Shuler admits, grudgingly, he misses Franklin Street gym.
“When Coach Grant came he said we’re going to build our foundation in this gym, and you have to earn the right to play in the Siegel Center,” he says. “It’s etched in our DNA. When they tore it down we all shared texts with broken heart emojis and tear emojis. It was painful but man…”
Shuler’s voice trails off a little. His VCU experience remains close to his heart. His stories are upbeat and jovial, but you can tell there’s a seriousness—a deep meaning—to his time at VCU. So we move to a different topic—his growth. You can feel Shuler’s smile through the phone. His growth came, as you could expect, from a moment of humility. Let’s turn it back over to Jamal.
“My junior year. At Towson,” says Shuler without hesitation. “Coach Grant said ‘I’m going to put you on Gary Neal.’ This was my first look at a pro athlete on film, an NBA caliber scorer.”
Gary Neal averaged 25ppg at Towson and spent parts of eight seasons in the NBA, finishing with a 9.9ppg average at the highest level of basketball.
“We ended up winning the game but Gary Neal gave me 38 points. This was not one of those things where a guy had a big game but he only got seven points on me. He had all 38 on me,” laughs Shuler.” Coach Grant subbed me out and I had my head down as I walked to the bench. Coach grabbed me by the shoulders and looked me in the eye and said ‘son, you became a man today.’ I played good defense and he still got 38 on me. I’ll never forget what Coach Grant said to me. It made me work harder and guess what? My senior year I became all defense in the CAA.”
Time is catching up with Jamal Shuler. A 12-year professional career means he is entering his mid-30s. His days as a player are, because time always wins, numbered. Something has to be next for Shuler as he looks at the next stage of his life—something he probably had not considered since the sixth grade. As surprising as the sun coming up tomorrow, he has a plan. He wants to get into coaching.
“It’s crazy because if you asked me four or five years ago I would’ve said no way,” he says about coaching. “But these past two years I’ve been a veteran, kind of the elder statesman of the team, a player-coach kind of thing,” he says. “It’s intriguing. So I reached out to Joey (Rodriguez) and a couple other friends who are assistant coaches about the process. How do I transition from leaving the game into the coaching ranks? So maybe it’s coaching or player development but it really might be the next move.”
Yes, Jamal Shuler is living a happy life. For him, it’s gone long past the glory days of Franklin Street Gym. He honors his father by being like him.

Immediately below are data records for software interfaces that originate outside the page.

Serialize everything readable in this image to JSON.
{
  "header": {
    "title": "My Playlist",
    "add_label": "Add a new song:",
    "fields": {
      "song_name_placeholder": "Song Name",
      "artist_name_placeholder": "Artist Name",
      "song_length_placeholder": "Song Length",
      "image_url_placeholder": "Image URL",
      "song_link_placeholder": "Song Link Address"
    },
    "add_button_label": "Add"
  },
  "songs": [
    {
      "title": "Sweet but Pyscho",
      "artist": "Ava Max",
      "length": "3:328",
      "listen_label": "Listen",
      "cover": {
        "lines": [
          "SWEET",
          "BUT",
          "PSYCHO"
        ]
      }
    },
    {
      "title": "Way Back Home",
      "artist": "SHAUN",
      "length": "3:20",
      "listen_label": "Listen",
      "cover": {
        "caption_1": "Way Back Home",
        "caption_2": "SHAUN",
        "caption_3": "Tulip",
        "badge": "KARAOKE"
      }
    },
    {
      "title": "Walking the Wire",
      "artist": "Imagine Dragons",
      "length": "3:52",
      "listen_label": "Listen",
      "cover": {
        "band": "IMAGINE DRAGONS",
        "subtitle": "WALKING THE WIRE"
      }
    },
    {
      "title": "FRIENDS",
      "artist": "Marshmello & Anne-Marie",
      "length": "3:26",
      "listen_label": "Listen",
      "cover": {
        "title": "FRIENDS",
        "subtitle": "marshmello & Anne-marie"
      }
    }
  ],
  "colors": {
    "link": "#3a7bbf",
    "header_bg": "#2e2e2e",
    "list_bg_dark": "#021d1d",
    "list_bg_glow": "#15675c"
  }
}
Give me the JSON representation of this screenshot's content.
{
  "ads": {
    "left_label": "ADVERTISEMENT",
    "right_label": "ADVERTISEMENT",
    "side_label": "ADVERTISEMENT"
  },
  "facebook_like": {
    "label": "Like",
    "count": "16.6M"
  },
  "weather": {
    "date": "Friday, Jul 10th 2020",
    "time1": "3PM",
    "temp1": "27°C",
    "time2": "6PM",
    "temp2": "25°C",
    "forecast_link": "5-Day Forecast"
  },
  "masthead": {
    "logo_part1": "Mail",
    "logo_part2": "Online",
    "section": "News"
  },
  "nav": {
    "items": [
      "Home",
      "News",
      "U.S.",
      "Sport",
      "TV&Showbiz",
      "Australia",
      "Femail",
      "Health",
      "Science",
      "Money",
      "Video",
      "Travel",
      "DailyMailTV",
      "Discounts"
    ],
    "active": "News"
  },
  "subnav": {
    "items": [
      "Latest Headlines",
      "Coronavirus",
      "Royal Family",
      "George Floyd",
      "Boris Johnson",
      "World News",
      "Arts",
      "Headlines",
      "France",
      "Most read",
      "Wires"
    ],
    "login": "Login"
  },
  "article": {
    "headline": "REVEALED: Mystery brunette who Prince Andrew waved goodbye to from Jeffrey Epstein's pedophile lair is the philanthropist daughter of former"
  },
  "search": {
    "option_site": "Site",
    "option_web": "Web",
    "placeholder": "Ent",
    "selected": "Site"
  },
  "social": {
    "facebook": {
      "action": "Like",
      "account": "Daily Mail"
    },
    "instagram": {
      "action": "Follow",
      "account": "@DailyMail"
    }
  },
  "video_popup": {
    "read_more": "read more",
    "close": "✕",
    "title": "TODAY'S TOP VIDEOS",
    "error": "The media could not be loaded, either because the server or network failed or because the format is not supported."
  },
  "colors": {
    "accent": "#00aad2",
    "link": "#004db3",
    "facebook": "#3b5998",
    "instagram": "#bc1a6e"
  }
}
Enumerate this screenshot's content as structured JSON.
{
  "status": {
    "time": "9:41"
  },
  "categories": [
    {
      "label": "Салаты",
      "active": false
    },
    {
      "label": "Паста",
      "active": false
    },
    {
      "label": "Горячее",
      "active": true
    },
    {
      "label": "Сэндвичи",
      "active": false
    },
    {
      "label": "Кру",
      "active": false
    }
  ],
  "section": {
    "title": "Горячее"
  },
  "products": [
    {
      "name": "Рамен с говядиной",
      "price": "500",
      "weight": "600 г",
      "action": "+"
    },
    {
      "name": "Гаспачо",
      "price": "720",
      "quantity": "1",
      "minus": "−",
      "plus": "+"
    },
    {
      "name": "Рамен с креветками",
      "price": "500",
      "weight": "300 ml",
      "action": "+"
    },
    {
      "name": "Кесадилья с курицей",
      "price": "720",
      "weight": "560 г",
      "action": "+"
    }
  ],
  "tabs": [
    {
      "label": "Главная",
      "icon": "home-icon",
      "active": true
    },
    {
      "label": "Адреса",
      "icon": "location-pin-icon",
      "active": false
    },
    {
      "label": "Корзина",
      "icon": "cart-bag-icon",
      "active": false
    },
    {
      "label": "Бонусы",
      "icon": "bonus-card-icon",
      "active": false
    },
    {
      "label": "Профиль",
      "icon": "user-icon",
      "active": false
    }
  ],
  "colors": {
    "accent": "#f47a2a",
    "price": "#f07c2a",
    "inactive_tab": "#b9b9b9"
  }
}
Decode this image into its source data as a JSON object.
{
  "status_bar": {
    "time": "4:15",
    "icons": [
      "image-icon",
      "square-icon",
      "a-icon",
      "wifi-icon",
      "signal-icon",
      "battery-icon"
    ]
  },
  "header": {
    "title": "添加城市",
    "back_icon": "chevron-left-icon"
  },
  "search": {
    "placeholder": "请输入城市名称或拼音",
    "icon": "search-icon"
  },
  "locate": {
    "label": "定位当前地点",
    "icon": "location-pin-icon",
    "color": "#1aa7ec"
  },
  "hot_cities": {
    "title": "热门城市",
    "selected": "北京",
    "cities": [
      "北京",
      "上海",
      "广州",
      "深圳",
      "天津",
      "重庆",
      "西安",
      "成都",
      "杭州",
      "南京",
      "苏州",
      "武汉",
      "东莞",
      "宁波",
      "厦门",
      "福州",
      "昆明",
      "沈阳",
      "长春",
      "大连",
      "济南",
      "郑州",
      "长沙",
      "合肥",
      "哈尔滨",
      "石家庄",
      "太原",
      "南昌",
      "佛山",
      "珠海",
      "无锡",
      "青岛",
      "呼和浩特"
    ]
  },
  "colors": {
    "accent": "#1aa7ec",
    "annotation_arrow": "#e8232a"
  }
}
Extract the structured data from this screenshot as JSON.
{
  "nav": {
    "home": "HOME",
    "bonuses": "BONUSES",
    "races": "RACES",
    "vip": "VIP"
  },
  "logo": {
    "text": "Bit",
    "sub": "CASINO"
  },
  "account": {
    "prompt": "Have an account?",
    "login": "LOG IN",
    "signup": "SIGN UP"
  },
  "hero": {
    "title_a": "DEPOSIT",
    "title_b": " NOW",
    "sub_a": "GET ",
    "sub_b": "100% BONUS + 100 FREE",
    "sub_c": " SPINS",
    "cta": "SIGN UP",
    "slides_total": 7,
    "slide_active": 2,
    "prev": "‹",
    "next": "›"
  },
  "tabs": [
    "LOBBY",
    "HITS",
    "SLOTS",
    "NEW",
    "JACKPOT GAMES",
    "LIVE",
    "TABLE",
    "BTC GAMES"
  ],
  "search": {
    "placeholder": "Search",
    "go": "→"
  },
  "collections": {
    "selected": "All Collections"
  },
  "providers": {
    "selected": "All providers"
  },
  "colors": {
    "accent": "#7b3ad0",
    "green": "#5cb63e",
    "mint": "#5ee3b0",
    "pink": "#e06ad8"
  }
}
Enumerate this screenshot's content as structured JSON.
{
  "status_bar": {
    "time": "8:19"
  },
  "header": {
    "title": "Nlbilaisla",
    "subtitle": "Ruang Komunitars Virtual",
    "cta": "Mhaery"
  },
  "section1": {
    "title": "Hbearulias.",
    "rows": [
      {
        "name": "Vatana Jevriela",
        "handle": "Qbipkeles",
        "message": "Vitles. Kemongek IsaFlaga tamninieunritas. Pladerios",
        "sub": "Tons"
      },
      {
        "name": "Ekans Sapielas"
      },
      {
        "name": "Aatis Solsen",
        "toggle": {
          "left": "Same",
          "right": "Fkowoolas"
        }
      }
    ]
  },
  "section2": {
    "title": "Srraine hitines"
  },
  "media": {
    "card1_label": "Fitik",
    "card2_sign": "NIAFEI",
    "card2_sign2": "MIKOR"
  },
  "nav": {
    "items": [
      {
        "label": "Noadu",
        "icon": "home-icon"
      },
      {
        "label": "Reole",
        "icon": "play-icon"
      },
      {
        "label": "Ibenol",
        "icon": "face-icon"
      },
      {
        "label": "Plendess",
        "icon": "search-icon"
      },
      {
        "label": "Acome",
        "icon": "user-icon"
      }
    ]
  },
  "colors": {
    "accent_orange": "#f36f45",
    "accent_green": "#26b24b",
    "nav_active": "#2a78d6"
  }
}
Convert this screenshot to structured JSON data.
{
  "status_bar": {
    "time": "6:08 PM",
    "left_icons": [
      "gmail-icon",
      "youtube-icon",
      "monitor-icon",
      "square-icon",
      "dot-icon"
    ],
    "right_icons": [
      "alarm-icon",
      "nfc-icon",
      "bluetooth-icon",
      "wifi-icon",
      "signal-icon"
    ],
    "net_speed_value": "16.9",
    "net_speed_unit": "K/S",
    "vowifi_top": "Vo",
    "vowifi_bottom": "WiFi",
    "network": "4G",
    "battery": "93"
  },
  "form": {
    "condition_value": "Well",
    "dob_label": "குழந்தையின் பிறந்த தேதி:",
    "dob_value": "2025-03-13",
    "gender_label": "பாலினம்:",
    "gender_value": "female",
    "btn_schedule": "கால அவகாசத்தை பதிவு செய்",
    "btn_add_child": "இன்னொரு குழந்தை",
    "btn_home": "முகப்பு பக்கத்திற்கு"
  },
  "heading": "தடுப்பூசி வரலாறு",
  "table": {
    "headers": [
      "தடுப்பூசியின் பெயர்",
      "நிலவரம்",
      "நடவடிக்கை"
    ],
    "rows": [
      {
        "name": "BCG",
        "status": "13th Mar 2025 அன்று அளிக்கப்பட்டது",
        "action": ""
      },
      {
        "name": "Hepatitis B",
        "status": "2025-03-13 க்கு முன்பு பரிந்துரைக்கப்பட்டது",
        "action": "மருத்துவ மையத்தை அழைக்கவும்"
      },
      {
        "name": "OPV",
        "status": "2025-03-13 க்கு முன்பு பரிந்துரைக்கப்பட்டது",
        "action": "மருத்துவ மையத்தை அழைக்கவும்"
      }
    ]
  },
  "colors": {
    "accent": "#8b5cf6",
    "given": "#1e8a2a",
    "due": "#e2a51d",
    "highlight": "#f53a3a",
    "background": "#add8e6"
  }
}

“I think my life is great because I was able to continue my father’s legacy. I say that because I was raised under him, studied him,” says Shuler. “I saw him raise a family, serve our country in the military and just be an all-around people’s person.”
That approach indeed paved the way and allows Shuler to wear that smile every single day.
“I can say that I play the game I love for a living. I have a beautiful family and I owe it all to my father and my mother on showing me those loving values,” he says. “That’s not to say every day is great because we all struggle in life with different situations and circumstances, but overall I am happy with where I am in life and striving to do better for my family!”
That exclamation point, is the exclamation point.